Leaders of the world's biggest economies wrapped up the G-20 summit in Mexico Tuesday with a promise to work together to promote jobs. The meeting comes amid worrisome signs of slowing growth in the United States and elsewhere.
The founder of WikiLeaks, Julian Assange, spent the night at the embassy of Ecuador in London. Yesterday, he unexpectedly walked into the embassy and requested political asylum. Assange is seeking to avoid being extradited from Britain to Sweden, where he's wanted for questioning about allegations of sex crimes, including rape. We're joined by NPR's Phil Reeves in London. Phil, why do this now?
For the Miami Heat, it's three down, one to go. Last night in Miami, the Heat pulled within one win of an NBA championship, with 104 to 98 victory over the Oklahoma City Thunder.

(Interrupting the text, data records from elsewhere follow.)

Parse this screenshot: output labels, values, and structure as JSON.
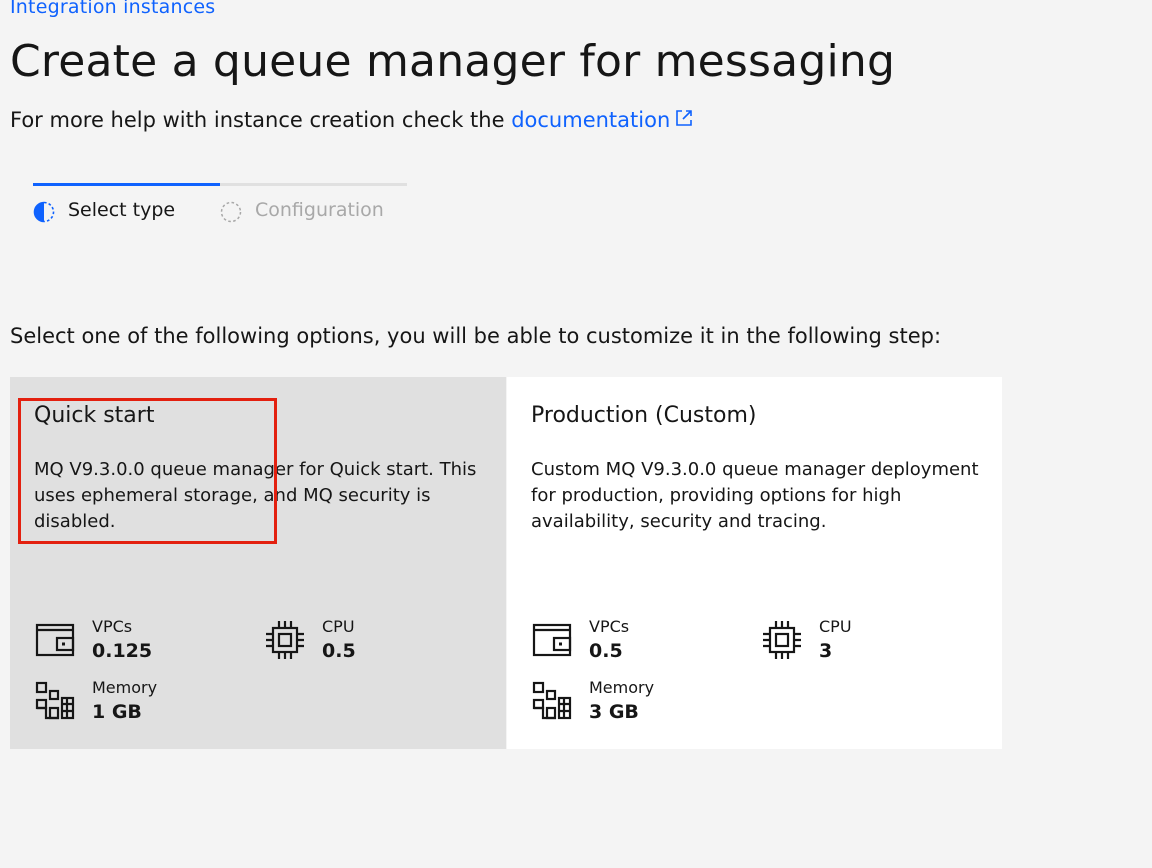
{
  "breadcrumb": {
    "label": "Integration instances"
  },
  "page": {
    "title": "Create a queue manager for messaging",
    "help_prefix": "For more help with instance creation check the ",
    "help_link": "documentation"
  },
  "progress": {
    "steps": [
      {
        "label": "Select type",
        "state": "current"
      },
      {
        "label": "Configuration",
        "state": "incomplete"
      }
    ]
  },
  "instruction": "Select one of the following options, you will be able to customize it in the following step:",
  "tiles": [
    {
      "title": "Quick start",
      "description": "MQ V9.3.0.0 queue manager for Quick start. This uses ephemeral storage, and MQ security is disabled.",
      "selected": true,
      "stats": {
        "vpcs": {
          "label": "VPCs",
          "value": "0.125",
          "icon": "wallet-icon"
        },
        "cpu": {
          "label": "CPU",
          "value": "0.5",
          "icon": "chip-icon"
        },
        "memory": {
          "label": "Memory",
          "value": "1 GB",
          "icon": "memory-grid-icon"
        }
      }
    },
    {
      "title": "Production (Custom)",
      "description": "Custom MQ V9.3.0.0 queue manager deployment for production, providing options for high availability, security and tracing.",
      "selected": false,
      "stats": {
        "vpcs": {
          "label": "VPCs",
          "value": "0.5",
          "icon": "wallet-icon"
        },
        "cpu": {
          "label": "CPU",
          "value": "3",
          "icon": "chip-icon"
        },
        "memory": {
          "label": "Memory",
          "value": "3 GB",
          "icon": "memory-grid-icon"
        }
      }
    }
  ],
  "colors": {
    "link": "#0f62fe",
    "background": "#f4f4f4",
    "selected_tile": "#e0e0e0",
    "tile": "#ffffff",
    "highlight": "#e3200f"
  }
}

That gives Miami a 3-to-1 lead in the series and a comforting statistic for Heat fans to think about until tomorrow night's game 5. No team in NBA history has come back from a 3-1 deficit in the finals. NPR sports correspondent Tom Goldman joins us now to talk about it.

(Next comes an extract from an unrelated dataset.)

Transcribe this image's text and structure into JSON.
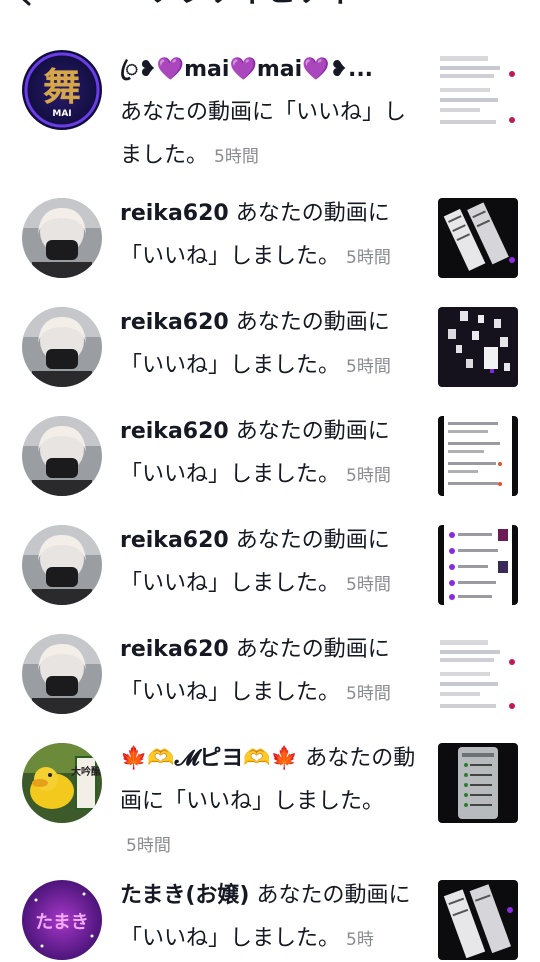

NPR's business news starts with the Fed in the spotlight.
U.S. stocks rallied yesterday largely on a belief among investors that the Federal Reserve will take further action to stimulate the economy. The Fed concludes a two-day meeting around noon today. Afterwards, Chairman Ben Bernanke will hold a news conference to explain the Fed's strategy.
As NPR's John Ydstie reports, there are several things the Fed could do to try to boost growth, but whether they'd be effective is debatable.
Now, to policy making with some fizz. The mayor of Cambridge, Massachusetts, has proposed limiting the size of sodas and sweetened drinks that can be sold in the city.
Henrietta Davis said she was inspired by the mayor of New York. Michael Bloomberg has proposed a ban on sales of oversized sugary drinks in his city's restaurants. Mayor Davis says soda is a factor behind increasing obesity and heart disease among young people.
And our last word in business is: supersized couch potato.
This week, Japanese electronics maker Sharp unveiled what it's calling the biggest LED TV on the planet. The 90-inch set has WiFi built in and you can buy it with a webcam option. You could, say, Skype with 50 people at once and see all their faces.
LINDA WERTHEIMER, HOST:
Of course, you would need a lot of wall space and a fat wallet. It cost $11,000.
That's the business news on MORNING EDITION. I'm Linda Wertheimer.
Vannak Prum of Cambodia was trafficked onto a Thai fishing boat and forced to work for three years before he escaped by jumping overboard. He was honored at the State Department in Washington on Tuesday as the U.S. issued its annual report on human trafficking around the world.
Credit Becky Palmstrom and Shannon Service for NPR
A Cambodian policeman escorts 30 fishermen returning home after being freed or escaping from slave-like conditions on Thai fishing vessels. The men arrived at the Phnom Penh airport in December. Large numbers of men from Myanmar and Cambodia are trafficked onto Thai fishing boats and forced to work in brutal conditions.
Credit Tang Chhin Sothy / AFP/Getty Images
Thailand has a huge fishing fleet, but the industry is chronically short of fishermen. Human traffickers have recruited unsuspecting workers from Cambodia and Myanmar who end up spending months or even years at sea.
The State Department on Tuesday cited abuses in Thailand's huge fishing industry as part of an annual worldwide report on Trafficking in Persons. The report noted that men from Cambodia and Myanmar, also known as Burma, are trafficked aboard Thai ships and forced to work against their will. They include men like Vannak Prum, a Cambodian who spent three years on such a boat. Prum was among those honored at the State Department on Tuesday.
Chicago Teachers Union President Karen Lewis speaks to reporters after casting her ballot in a strike authorization vote. Teachers voted overwhelmingly to authorize the first strike in 25 years if the city and the union can't come to terms this summer.
There hasn't been a school strike in Chicago for 25 years. But the current contract between Chicago teachers and the Chicago Public Schools expires at the end of next week, and tensions between the teachers union, the school district and Mayor Rahm Emanuel are ratcheting higher.
Chicago Teachers Union members outmaneuvered the mayor, school officials and anti-union education groups by overwhelmingly approving a measure that allows teachers to strike if contract negotiations fall flat.